Tips & Notes – Basics 2
वाक्य विन्यास vākya vinyās - Sentence Structure
Hindi has an SOV Sentence Structure (Subject-Object-Verb). This means that unlike English, which has an SVO (Subject-Verb-Object) sentence structure, verbs are placed after the object in sentences.
Meaning, a sentence like The cat eats food would be Cat food eats (recall that ‘the’ does not exist in Hindi). Complex sentences like “The big blue cat eats the poisonous heavy brown food slowly” would be said as “Big blue cat slowly poisonous heavy brown food eats” (phrases in bold being the subject, those in italics being the object).
क्रिया kriyā - Verbs
Hindi verbs exist in the dictionary in a form known as the infinitive form. The structure for this form is - [Verb Root] + ना nā. E.g. खाना khānā (to eat), पीना pīnā (to drink), पढ़ना paṛhnā (to read), etc. The ‘verb root’ refers to the unique unchangeable part of the verb. It is obtained by simply removing the ना from the infinitive form (E.g. खा khā, पी pī, पढ़ paṛh).
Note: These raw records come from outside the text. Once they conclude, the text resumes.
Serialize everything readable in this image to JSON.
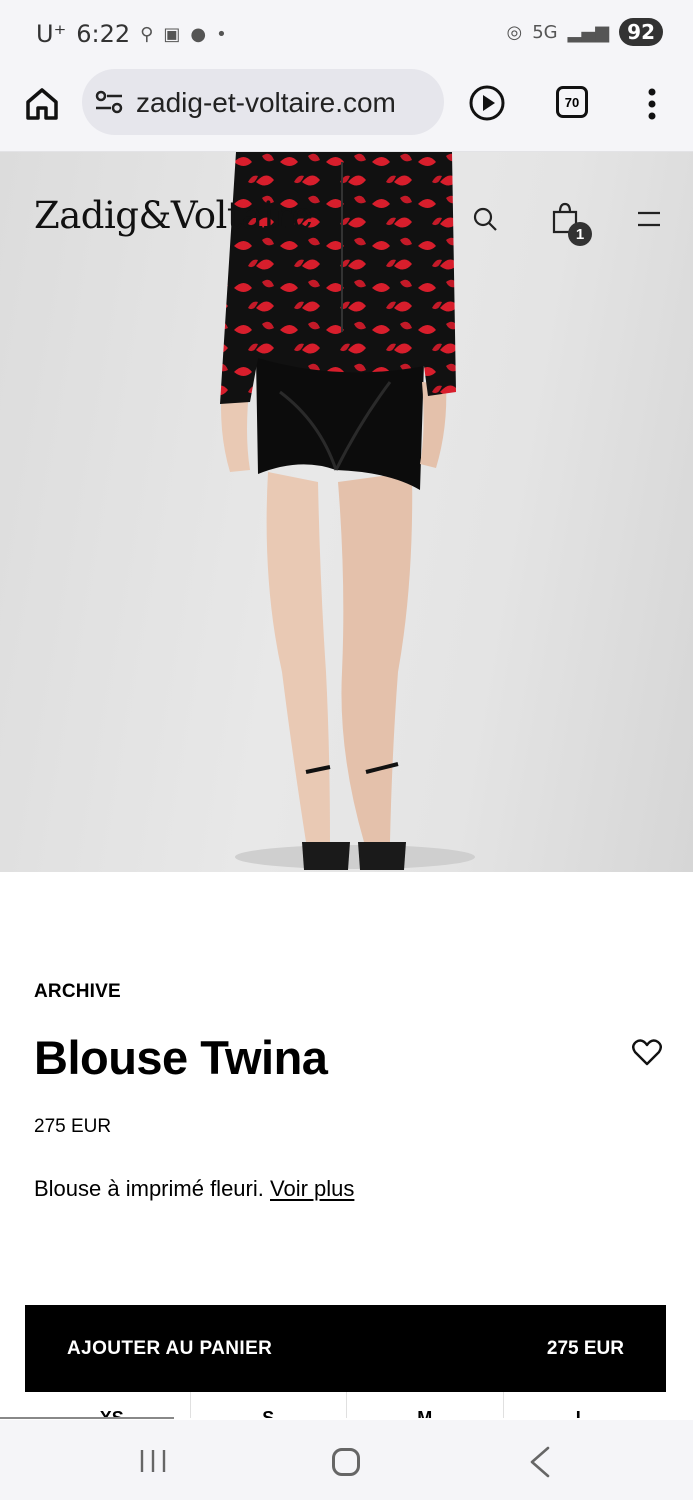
{
  "status_bar": {
    "carrier": "U⁺",
    "time": "6:22",
    "network": "5G",
    "battery": "92"
  },
  "browser": {
    "url": "zadig-et-voltaire.com",
    "tab_count": "70"
  },
  "site": {
    "logo": "Zadig&Voltaire",
    "cart_count": "1"
  },
  "product": {
    "collection": "ARCHIVE",
    "title": "Blouse Twina",
    "price": "275 EUR",
    "description": "Blouse à imprimé fleuri.",
    "see_more": "Voir plus"
  },
  "cart_button": {
    "label": "AJOUTER AU PANIER",
    "price": "275 EUR"
  },
  "sizes": [
    "XS",
    "S",
    "M",
    "L"
  ],
  "colors": {
    "accent": "#000000",
    "blouse_red": "#d81e2c",
    "background": "#ffffff"
  }
}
There are three parts of Hindi verbs:
The Verb Root
Gender and Number Specification Suffix: A suffix is simply an extra sound attached at the end of a word. After the verb root, a suffix is placed which tells us whether the subject is masculine or feminine (gender) and whether it's one person or multiple people (number).
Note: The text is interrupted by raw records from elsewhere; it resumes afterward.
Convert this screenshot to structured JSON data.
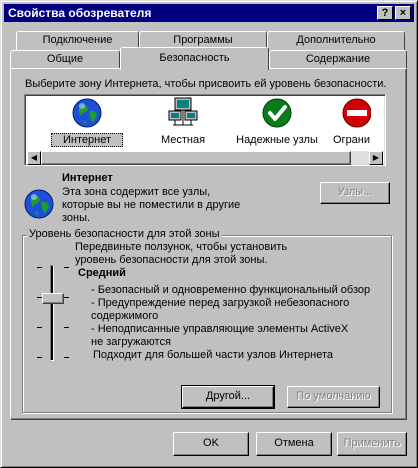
{
  "window": {
    "title": "Свойства обозревателя",
    "help_button": "?",
    "close_button": "×"
  },
  "tabs": {
    "row_top": [
      "Подключение",
      "Программы",
      "Дополнительно"
    ],
    "row_bottom": [
      "Общие",
      "Безопасность",
      "Содержание"
    ],
    "active": "Безопасность"
  },
  "security": {
    "zone_prompt": "Выберите зону Интернета, чтобы присвоить ей уровень безопасности.",
    "zones": [
      {
        "label": "Интернет",
        "icon": "globe-icon",
        "selected": true
      },
      {
        "label": "Местная",
        "icon": "network-computer-icon",
        "selected": false
      },
      {
        "label": "Надежные узлы",
        "icon": "green-check-icon",
        "selected": false
      },
      {
        "label": "Ограни",
        "icon": "restricted-icon",
        "selected": false
      }
    ],
    "selected_zone": {
      "name": "Интернет",
      "description": "Эта зона содержит все узлы, которые вы не поместили в другие зоны."
    },
    "sites_button": "Узлы...",
    "level": {
      "group_title": "Уровень безопасности для этой зоны",
      "slider_hint": "Передвиньте ползунок, чтобы установить уровень безопасности для этой зоны.",
      "level_name": "Средний",
      "bullets": [
        "- Безопасный и одновременно функциональный обзор",
        "- Предупреждение перед загрузкой небезопасного содержимого",
        "- Неподписанные управляющие элементы ActiveX не загружаются",
        "Подходит для большей части узлов Интернета"
      ],
      "custom_button": "Другой...",
      "default_button": "По умолчанию"
    }
  },
  "footer": {
    "ok": "OK",
    "cancel": "Отмена",
    "apply": "Применить"
  },
  "colors": {
    "titlebar": "#000080",
    "face": "#c0c0c0",
    "selection": "#000080"
  }
}
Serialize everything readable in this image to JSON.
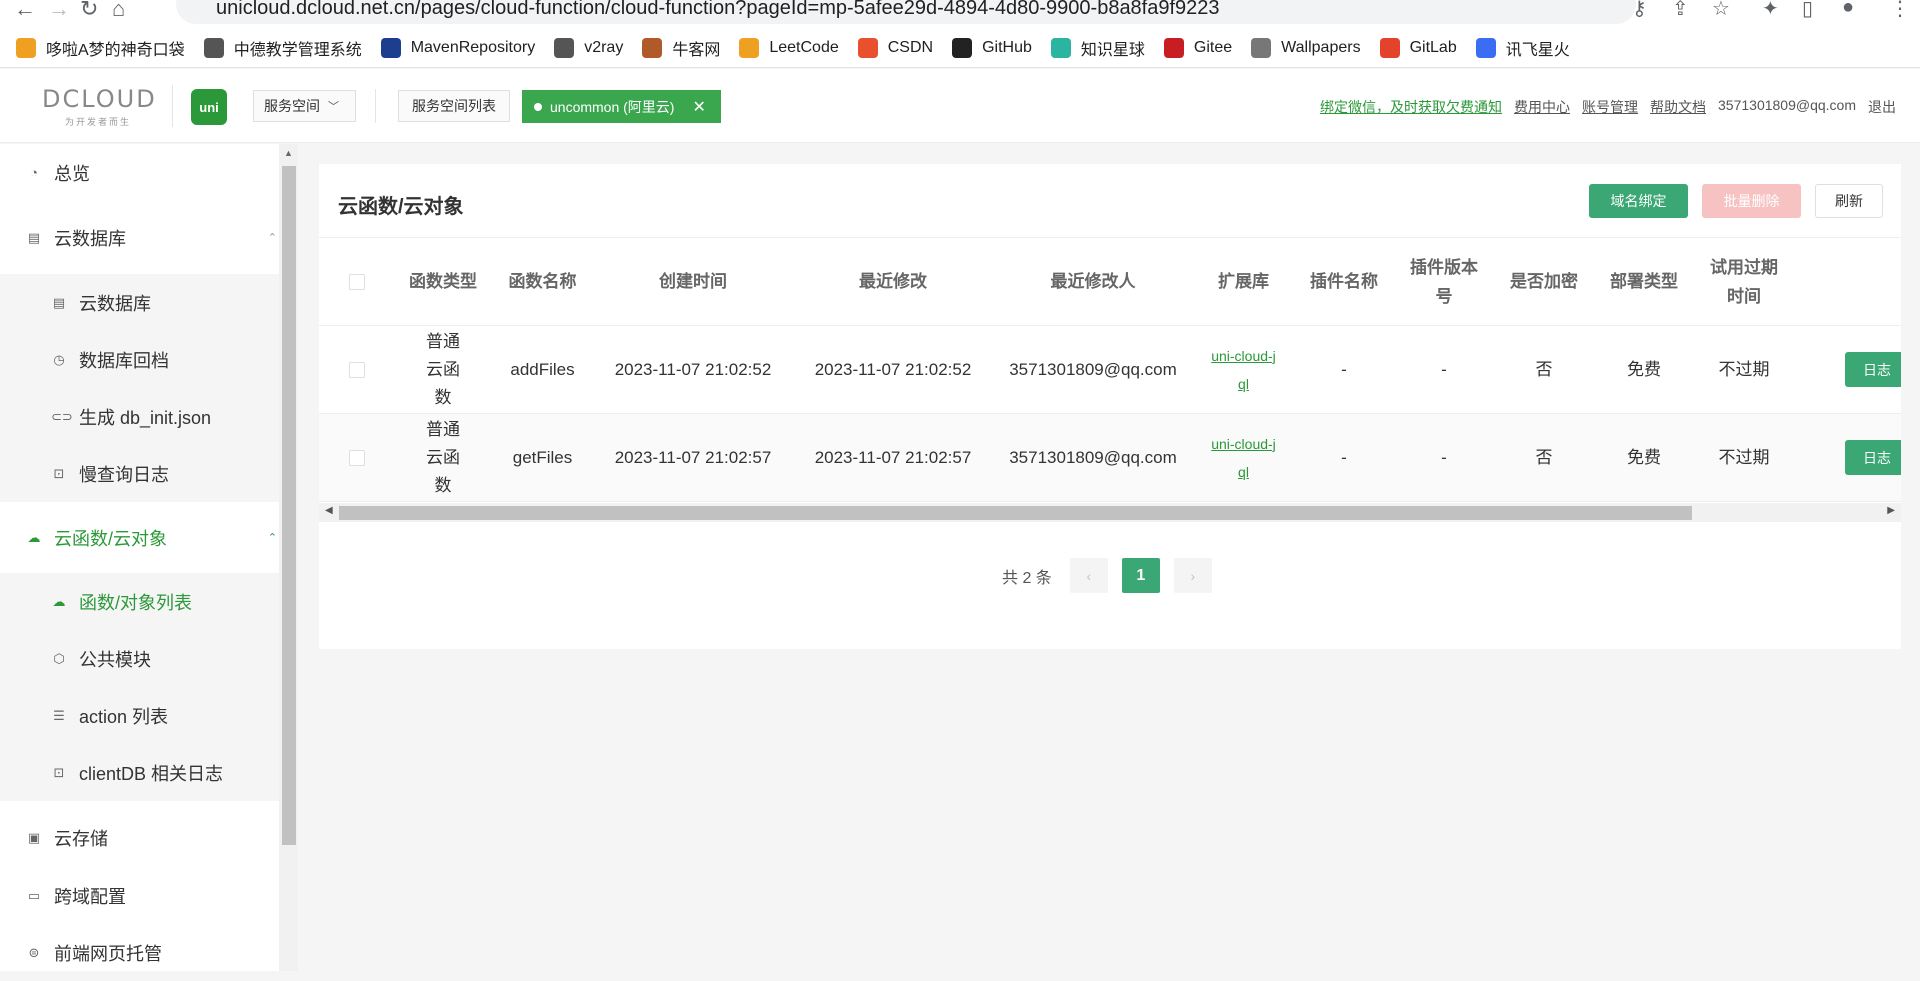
{
  "browser": {
    "url": "unicloud.dcloud.net.cn/pages/cloud-function/cloud-function?pageId=mp-5afee29d-4894-4d80-9900-b8a8fa9f9223",
    "bookmarks": [
      {
        "label": "哆啦A梦的神奇口袋",
        "icon": "doraemon-icon",
        "color": "#f0a020"
      },
      {
        "label": "中德教学管理系统",
        "icon": "globe-icon",
        "color": "#555555"
      },
      {
        "label": "MavenRepository",
        "icon": "maven-icon",
        "color": "#1d3d8f"
      },
      {
        "label": "v2ray",
        "icon": "globe-icon",
        "color": "#555555"
      },
      {
        "label": "牛客网",
        "icon": "nowcoder-icon",
        "color": "#b05a2a"
      },
      {
        "label": "LeetCode",
        "icon": "leetcode-icon",
        "color": "#f0a020"
      },
      {
        "label": "CSDN",
        "icon": "csdn-icon",
        "color": "#e8502e"
      },
      {
        "label": "GitHub",
        "icon": "github-icon",
        "color": "#222222"
      },
      {
        "label": "知识星球",
        "icon": "zsxq-icon",
        "color": "#2bb5a0"
      },
      {
        "label": "Gitee",
        "icon": "gitee-icon",
        "color": "#c71d23"
      },
      {
        "label": "Wallpapers",
        "icon": "wallpapers-icon",
        "color": "#777777"
      },
      {
        "label": "GitLab",
        "icon": "gitlab-icon",
        "color": "#e2432a"
      },
      {
        "label": "讯飞星火",
        "icon": "xfyun-icon",
        "color": "#3b6df2"
      }
    ]
  },
  "header": {
    "logo_text": "DCLOUD",
    "logo_sub": "为开发者而生",
    "uni_logo": "uni",
    "space_select": "服务空间",
    "space_list": "服务空间列表",
    "space_tag": "uncommon (阿里云)",
    "links": {
      "bind_wechat": "绑定微信，及时获取欠费通知",
      "billing": "费用中心",
      "account": "账号管理",
      "help": "帮助文档",
      "email": "3571301809@qq.com",
      "logout": "退出"
    }
  },
  "sidebar": {
    "items": [
      {
        "label": "总览",
        "icon": "dashboard-icon"
      },
      {
        "label": "云数据库",
        "icon": "database-icon"
      },
      {
        "label": "云数据库",
        "icon": "table-icon"
      },
      {
        "label": "数据库回档",
        "icon": "restore-icon"
      },
      {
        "label": "生成 db_init.json",
        "icon": "link-icon"
      },
      {
        "label": "慢查询日志",
        "icon": "log-icon"
      },
      {
        "label": "云函数/云对象",
        "icon": "cloud-icon"
      },
      {
        "label": "函数/对象列表",
        "icon": "cloud-icon"
      },
      {
        "label": "公共模块",
        "icon": "cube-icon"
      },
      {
        "label": "action 列表",
        "icon": "list-icon"
      },
      {
        "label": "clientDB 相关日志",
        "icon": "log-icon"
      },
      {
        "label": "云存储",
        "icon": "storage-icon"
      },
      {
        "label": "跨域配置",
        "icon": "cors-icon"
      },
      {
        "label": "前端网页托管",
        "icon": "hosting-icon"
      }
    ]
  },
  "main": {
    "title": "云函数/云对象",
    "actions": {
      "domain_bind": "域名绑定",
      "batch_delete": "批量删除",
      "refresh": "刷新"
    },
    "table": {
      "headers": [
        "函数类型",
        "函数名称",
        "创建时间",
        "最近修改",
        "最近修改人",
        "扩展库",
        "插件名称",
        "插件版本号",
        "是否加密",
        "部署类型",
        "试用过期时间"
      ],
      "rows": [
        {
          "type": "普通云函数",
          "name": "addFiles",
          "created": "2023-11-07 21:02:52",
          "modified": "2023-11-07 21:02:52",
          "modifier": "3571301809@qq.com",
          "ext_lib": "uni-cloud-jql",
          "plugin_name": "-",
          "plugin_version": "-",
          "encrypted": "否",
          "deploy_type": "免费",
          "trial_expire": "不过期",
          "action": "日志"
        },
        {
          "type": "普通云函数",
          "name": "getFiles",
          "created": "2023-11-07 21:02:57",
          "modified": "2023-11-07 21:02:57",
          "modifier": "3571301809@qq.com",
          "ext_lib": "uni-cloud-jql",
          "plugin_name": "-",
          "plugin_version": "-",
          "encrypted": "否",
          "deploy_type": "免费",
          "trial_expire": "不过期",
          "action": "日志"
        }
      ]
    },
    "pagination": {
      "total_text": "共 2 条",
      "current_page": "1",
      "prev": "‹",
      "next": "›"
    }
  },
  "colors": {
    "brand_green": "#3aa774",
    "link_green": "#2b9939",
    "danger_light": "#f7c2c2"
  }
}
Auxiliary Verb होना hōnā: An auxiliary verb is a helping verb attached to another verb. It mainly tells us about the time at which the action happened (tense). It also agrees with the subject’s number (i.e. it tells us whether it's just one person or more people). It is written as a separate word.
For singular pronouns in the simple present tense, these are:
|Pronoun (English)||Pronoun (Hindi)||Suffix (m.)||Suffix (f.)||होना hōnā|
|I||मैं maim̐||–ता tā||–ती tī||हूँ hūm̐ (am)|
|You||तू tū||–ता tā||–ती tī||है hai (are)|
|He/She||यह yah/वह vah||–ता tā||–ती tī||है hai (is)|
(Yes, the suffixes are exactly the same for these three pronouns. Remember that 'm̐' simply nasalises the preceding vowel.)
So, a verb’s format for the simple present tense is: [Verb Root][Suffix] + [Aux. Verb]
Example Verb: खाना khānā - to eat:
|Pronoun (English)||Pronoun (Hindi)||खाना (m.)||खाना (f.)|
|I||मैं maim̐||खाता हूँ khātā hūm̐||खाती हूँ khātī hūm̐|
|You||तू tū||खाता है khātā hai||खाती है khātī hai|
|He/She||यह yah/वह vah||खाता है khātā hai||खाती है khātī hai|
So, I eat an apple.” = मैं सेब खाता हूँ। maim̐ seb khātā hum̐
(Congratulations! Your first Hindi sentence! Notice that a full stop or period in Hindi is represented by a पूर्ण विराम pūrṇ virām - ।)
Addressing the Second Person (You)
Hindi has three ways to address people (three words for you) which are used depending on the listener and situation:
|तू tū||informal and intimate||friends, partner, people you don't need to formally convey respect to (it can be extremely disrespectful if used wrongly, better to avoid if you're not sure)|
|तुम tum||informal and polite||acquaintances, younger or similar aged people|
|आप āp||formal and respectful||anyone older than you, respectable people, complete strangers|
This lesson introduces only तू tū, while other forms will be introduced later.
Pronunciation Irregularities with ह h
ह h, often changes how surrounding vowels are pronounced in a word. The most common format is the [a + ह ha] format, which instead of being pronounced like (XahaX), is rather pronounced like (XeheX). E.g. बहन (behen), where the e is like that in pet.
Another peculiarity is the word बहुत (meaning very). It is written as bahut, but pronounced like bohot, where the o is like that in pot.
And of course, यह and वह are pronounced as ye and voh, instead of yah and vah. This particular exception has historical significance. Hindustani (an umbrella term for Hindi and Urdu) was once more prevalently written using the Arabic (rather, Persian) script, which is a different writing system altogether. In it, a ہ h causes the surrounding vowels to behave differently. When people began writing Hindi using Devanagari, which is now the official form for writing it, the h stuck around along with a misleading spelling. All pronunciation exceptions in Hindi are because of this reason.